When someone tells us to “get lost,” we often get offended. Who do they think they are telling us to “get lost” or “take a hike”? But, instead of being offended, why not take their advice? Why not spend a little bit of time getting lost, or better yet, taking a hike and enjoying the wonders of our world?
The problem with our world these days is we don’t take time to get lost anymore, much less take a hike. Our world insists that we stay found – that we’re available 24/7 should someone need us – or need something from us. Our world insists that our behavior be the same every day – so the world can rely on us to play the role we’ve been assigned.
More often than not, we consent. We follow the rules, take the same route to work, do the same routine every day – get up, get dressed, go to work or school, or do our assigned tasks for the day, come home, eat dinner, watch a little TV, go to bed and do it all again the next day. In short, we willingly stay in our rutted, familiar road.
Straying from the path, or our assigned roles is forbidden. Most days we wouldn’t dream of getting lost or taking a hike – but this is precisely what we must do to encounter the blessings of the unfamiliar road. We must consent to get lost – to take a hike – to take the road not taken and see where it leads us, and open ourselves to whomever we may meet on this new, rarely trodden path.
Not only do we need to get lost, or take a hike from time to time, we need to encourage others in our lives to do the same. So often, we expect those around us to stay on that familiar road, available to us 24/7, while we make a break for freedom . But getting lost, or taking a hike, is something we must allow others to do as well.
I invite you to get lost! Take a hike! Get off the beaten path from time to time and spend some time on unfamiliar roads. Take a right instead of a left – go down a road you’ve never traveled before – talk to someone you’ve been avoiding. Do something, anything, to break free from your predictable, comfortable patterns. Get outside your comfort zone and consent to paying attention to every step you take. Ask for directions instead of using your GPS and learn a little bit about the people around you that you usually pass without a thought.

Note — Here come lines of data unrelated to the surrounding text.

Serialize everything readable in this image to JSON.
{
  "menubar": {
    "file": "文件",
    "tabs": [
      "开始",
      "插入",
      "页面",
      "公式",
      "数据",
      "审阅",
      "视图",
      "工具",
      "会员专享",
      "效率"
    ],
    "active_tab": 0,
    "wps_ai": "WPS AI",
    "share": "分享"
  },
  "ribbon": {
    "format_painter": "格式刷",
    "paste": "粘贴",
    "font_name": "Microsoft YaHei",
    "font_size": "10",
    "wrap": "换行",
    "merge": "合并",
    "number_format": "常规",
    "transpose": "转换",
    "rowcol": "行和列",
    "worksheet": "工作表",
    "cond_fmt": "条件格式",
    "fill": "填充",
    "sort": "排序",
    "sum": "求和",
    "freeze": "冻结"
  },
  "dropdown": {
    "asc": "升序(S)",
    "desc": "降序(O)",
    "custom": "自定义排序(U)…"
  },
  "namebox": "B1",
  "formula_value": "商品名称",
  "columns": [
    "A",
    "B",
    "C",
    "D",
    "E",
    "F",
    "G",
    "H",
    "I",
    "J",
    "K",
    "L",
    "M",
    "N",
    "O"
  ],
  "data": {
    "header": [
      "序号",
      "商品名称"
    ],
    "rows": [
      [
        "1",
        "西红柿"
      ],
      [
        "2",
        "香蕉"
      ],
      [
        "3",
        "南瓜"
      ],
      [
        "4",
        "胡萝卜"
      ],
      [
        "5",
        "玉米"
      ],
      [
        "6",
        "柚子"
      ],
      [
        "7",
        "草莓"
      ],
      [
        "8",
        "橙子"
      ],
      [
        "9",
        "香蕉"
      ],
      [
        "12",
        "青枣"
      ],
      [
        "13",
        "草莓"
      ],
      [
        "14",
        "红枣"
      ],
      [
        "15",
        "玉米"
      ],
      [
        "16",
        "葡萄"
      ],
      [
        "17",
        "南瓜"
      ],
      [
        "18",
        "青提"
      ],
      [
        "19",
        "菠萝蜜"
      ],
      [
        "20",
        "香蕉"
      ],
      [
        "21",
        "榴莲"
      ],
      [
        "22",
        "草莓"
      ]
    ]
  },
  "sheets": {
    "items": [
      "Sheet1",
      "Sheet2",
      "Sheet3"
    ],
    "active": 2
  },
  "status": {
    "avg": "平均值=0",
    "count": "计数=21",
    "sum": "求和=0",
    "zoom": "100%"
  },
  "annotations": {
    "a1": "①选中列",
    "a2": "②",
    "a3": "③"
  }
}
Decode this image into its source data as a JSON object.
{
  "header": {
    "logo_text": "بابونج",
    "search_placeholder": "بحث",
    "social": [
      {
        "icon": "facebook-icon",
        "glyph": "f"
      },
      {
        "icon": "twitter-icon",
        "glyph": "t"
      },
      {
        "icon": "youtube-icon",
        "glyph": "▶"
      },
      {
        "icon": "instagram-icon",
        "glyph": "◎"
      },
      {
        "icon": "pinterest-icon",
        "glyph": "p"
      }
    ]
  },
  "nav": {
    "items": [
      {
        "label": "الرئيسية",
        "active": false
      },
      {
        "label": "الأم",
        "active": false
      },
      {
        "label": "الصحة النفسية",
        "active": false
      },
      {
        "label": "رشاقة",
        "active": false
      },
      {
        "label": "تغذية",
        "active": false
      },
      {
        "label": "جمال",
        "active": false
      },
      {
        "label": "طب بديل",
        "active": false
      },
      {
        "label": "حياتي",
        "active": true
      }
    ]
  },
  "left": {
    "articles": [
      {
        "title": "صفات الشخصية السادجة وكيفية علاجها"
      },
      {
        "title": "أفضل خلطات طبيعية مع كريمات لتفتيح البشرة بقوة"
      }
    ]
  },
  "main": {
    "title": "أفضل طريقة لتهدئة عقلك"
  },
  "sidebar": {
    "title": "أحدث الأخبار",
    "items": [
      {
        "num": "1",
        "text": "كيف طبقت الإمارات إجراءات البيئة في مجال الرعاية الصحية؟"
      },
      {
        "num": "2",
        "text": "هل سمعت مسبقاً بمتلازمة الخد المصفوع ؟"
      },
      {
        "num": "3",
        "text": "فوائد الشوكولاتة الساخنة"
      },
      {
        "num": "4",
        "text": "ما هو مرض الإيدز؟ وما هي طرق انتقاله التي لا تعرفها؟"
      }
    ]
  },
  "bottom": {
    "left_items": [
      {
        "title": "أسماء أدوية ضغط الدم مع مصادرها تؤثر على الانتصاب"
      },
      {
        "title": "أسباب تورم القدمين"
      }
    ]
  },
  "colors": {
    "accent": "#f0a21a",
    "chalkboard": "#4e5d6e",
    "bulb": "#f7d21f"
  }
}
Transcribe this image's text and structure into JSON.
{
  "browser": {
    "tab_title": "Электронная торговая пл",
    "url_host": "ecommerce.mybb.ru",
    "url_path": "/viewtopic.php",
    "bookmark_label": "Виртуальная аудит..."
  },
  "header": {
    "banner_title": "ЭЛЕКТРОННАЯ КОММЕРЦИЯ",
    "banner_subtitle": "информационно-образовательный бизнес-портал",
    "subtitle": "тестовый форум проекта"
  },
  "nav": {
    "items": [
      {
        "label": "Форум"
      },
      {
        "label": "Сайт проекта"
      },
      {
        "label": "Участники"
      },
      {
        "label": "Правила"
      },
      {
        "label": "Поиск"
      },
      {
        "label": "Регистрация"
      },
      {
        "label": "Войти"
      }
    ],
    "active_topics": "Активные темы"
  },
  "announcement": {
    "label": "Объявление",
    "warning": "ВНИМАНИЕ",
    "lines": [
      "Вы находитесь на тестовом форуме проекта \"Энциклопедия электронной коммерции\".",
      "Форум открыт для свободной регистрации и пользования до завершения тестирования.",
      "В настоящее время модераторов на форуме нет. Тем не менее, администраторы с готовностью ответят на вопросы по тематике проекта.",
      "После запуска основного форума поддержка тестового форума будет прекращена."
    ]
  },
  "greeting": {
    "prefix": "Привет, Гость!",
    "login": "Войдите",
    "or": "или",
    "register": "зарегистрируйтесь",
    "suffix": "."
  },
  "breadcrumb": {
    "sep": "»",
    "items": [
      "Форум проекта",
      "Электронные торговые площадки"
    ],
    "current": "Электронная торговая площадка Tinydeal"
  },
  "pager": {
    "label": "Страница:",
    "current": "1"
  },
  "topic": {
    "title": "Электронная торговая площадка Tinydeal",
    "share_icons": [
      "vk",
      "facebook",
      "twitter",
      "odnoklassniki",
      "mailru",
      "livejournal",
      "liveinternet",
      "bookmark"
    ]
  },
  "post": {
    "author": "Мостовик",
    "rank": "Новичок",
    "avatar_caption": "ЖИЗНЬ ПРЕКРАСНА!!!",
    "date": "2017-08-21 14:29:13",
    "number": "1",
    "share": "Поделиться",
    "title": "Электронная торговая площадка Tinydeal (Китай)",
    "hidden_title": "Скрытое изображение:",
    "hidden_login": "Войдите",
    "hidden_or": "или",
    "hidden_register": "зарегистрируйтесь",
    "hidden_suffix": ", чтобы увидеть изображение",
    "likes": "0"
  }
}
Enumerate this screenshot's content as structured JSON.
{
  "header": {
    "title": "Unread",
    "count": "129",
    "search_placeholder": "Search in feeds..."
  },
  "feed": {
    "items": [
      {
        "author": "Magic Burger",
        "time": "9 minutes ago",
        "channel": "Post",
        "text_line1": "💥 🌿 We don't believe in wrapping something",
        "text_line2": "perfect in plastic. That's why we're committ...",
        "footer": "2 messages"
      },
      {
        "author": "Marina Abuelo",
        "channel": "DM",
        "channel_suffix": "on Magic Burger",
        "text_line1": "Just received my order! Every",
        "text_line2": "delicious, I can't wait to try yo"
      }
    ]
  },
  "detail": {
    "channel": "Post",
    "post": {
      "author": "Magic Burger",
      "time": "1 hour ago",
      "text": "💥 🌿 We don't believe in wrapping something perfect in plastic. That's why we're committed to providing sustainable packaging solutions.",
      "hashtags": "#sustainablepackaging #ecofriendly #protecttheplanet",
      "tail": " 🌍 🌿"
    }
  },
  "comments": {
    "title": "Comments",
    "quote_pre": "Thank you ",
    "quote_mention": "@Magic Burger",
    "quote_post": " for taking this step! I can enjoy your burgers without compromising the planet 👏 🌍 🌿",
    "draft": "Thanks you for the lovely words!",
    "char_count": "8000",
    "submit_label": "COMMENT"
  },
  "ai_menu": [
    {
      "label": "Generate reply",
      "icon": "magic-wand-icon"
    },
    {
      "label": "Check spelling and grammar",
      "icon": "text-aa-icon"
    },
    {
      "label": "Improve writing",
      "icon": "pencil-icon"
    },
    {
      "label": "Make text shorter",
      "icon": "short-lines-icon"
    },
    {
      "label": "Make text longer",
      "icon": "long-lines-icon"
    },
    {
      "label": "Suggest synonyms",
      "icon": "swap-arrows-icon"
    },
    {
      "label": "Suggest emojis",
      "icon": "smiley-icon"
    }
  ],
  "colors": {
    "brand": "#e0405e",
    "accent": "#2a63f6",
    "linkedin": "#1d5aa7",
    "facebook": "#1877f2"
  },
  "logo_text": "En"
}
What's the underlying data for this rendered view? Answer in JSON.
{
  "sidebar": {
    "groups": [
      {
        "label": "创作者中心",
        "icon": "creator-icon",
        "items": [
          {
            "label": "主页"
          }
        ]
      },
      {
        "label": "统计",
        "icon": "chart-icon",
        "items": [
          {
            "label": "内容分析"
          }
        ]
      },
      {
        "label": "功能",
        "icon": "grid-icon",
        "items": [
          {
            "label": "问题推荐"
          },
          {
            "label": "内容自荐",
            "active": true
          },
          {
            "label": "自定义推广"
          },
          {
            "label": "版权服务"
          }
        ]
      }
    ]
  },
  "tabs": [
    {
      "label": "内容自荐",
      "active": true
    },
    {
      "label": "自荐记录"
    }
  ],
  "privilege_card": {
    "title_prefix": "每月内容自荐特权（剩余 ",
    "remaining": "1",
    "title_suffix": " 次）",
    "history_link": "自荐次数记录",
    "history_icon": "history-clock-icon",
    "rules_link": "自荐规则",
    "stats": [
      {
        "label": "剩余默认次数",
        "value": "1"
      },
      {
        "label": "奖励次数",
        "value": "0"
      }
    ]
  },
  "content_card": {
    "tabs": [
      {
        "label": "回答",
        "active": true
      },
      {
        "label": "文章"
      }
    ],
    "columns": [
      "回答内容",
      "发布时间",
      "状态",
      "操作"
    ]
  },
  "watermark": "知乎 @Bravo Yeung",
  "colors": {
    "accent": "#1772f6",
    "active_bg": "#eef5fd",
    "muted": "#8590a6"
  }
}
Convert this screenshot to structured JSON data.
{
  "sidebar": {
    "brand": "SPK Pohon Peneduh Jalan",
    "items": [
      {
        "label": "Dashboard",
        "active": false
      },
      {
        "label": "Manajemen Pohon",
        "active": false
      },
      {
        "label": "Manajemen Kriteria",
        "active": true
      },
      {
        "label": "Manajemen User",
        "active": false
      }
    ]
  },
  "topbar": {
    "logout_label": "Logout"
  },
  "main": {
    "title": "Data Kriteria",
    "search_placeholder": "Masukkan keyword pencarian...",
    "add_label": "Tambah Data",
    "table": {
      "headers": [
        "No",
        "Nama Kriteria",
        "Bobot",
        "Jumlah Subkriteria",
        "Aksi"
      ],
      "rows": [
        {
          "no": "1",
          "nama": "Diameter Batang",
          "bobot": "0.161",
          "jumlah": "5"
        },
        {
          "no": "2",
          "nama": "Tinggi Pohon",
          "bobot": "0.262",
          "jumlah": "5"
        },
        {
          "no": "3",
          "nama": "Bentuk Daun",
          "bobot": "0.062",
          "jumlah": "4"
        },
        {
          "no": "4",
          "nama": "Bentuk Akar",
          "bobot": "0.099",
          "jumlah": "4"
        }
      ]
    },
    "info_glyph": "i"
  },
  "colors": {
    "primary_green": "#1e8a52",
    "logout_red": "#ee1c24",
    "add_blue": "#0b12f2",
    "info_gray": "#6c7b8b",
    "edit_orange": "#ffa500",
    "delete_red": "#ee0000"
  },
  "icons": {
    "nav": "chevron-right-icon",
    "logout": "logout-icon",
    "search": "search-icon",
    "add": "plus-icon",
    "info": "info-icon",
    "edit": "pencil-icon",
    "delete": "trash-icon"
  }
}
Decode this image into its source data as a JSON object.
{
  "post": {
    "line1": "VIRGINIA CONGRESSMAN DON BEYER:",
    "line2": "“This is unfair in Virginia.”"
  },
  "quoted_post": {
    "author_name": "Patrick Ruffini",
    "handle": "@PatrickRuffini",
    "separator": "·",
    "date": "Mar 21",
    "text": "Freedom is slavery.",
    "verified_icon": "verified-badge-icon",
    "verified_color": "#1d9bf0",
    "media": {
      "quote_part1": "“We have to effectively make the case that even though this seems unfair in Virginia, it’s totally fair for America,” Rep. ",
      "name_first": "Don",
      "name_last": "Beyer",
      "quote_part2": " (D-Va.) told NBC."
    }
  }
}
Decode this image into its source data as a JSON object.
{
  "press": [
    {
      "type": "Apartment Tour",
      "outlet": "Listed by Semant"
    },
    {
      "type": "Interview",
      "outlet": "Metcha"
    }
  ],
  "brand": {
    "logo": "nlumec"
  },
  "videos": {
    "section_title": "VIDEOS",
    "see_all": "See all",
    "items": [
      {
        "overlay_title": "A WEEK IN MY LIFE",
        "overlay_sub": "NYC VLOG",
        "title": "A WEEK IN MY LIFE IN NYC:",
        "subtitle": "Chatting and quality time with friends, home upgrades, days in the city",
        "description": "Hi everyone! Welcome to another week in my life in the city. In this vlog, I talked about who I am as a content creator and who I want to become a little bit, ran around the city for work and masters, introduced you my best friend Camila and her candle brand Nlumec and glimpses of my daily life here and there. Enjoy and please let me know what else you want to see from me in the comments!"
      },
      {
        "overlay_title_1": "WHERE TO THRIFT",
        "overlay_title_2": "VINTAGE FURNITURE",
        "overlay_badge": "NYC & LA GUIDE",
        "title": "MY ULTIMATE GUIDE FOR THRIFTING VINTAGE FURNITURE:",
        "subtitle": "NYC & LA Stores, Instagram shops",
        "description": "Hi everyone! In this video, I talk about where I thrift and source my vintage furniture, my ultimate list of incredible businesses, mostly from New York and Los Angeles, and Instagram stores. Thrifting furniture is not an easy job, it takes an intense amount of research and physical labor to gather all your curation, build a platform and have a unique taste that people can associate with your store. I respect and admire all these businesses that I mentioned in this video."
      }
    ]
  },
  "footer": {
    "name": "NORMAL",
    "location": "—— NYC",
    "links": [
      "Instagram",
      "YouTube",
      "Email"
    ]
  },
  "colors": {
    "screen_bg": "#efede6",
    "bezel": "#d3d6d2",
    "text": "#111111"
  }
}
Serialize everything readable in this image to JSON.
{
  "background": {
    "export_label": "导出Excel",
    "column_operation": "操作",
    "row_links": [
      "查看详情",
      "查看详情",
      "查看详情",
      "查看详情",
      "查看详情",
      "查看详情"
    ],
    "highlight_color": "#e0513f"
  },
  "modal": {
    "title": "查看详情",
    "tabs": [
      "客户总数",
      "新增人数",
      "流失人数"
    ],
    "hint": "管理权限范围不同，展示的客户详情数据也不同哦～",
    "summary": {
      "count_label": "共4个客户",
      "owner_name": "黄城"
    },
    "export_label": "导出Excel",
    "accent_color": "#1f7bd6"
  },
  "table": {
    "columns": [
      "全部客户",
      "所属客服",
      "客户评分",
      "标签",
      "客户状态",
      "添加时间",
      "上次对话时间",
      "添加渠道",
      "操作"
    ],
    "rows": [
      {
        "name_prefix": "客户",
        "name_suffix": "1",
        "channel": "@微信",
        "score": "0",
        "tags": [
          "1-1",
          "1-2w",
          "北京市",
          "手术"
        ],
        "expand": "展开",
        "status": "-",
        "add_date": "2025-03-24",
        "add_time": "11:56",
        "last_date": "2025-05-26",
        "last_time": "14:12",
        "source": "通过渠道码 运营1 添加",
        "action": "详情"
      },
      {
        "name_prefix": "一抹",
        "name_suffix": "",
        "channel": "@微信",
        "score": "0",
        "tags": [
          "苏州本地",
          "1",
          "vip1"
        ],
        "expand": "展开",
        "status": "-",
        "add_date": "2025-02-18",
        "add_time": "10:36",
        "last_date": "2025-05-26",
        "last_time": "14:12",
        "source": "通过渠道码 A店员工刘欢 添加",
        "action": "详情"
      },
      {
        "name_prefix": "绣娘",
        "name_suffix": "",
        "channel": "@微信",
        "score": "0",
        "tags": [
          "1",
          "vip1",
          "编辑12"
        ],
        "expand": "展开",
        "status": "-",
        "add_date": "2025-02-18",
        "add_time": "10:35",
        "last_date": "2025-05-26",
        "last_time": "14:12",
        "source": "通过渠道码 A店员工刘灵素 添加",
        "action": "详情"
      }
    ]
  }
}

When you get lost you’ll find your true home in the Holy is really all around you – and that will make you say: “Oh, Yeah!”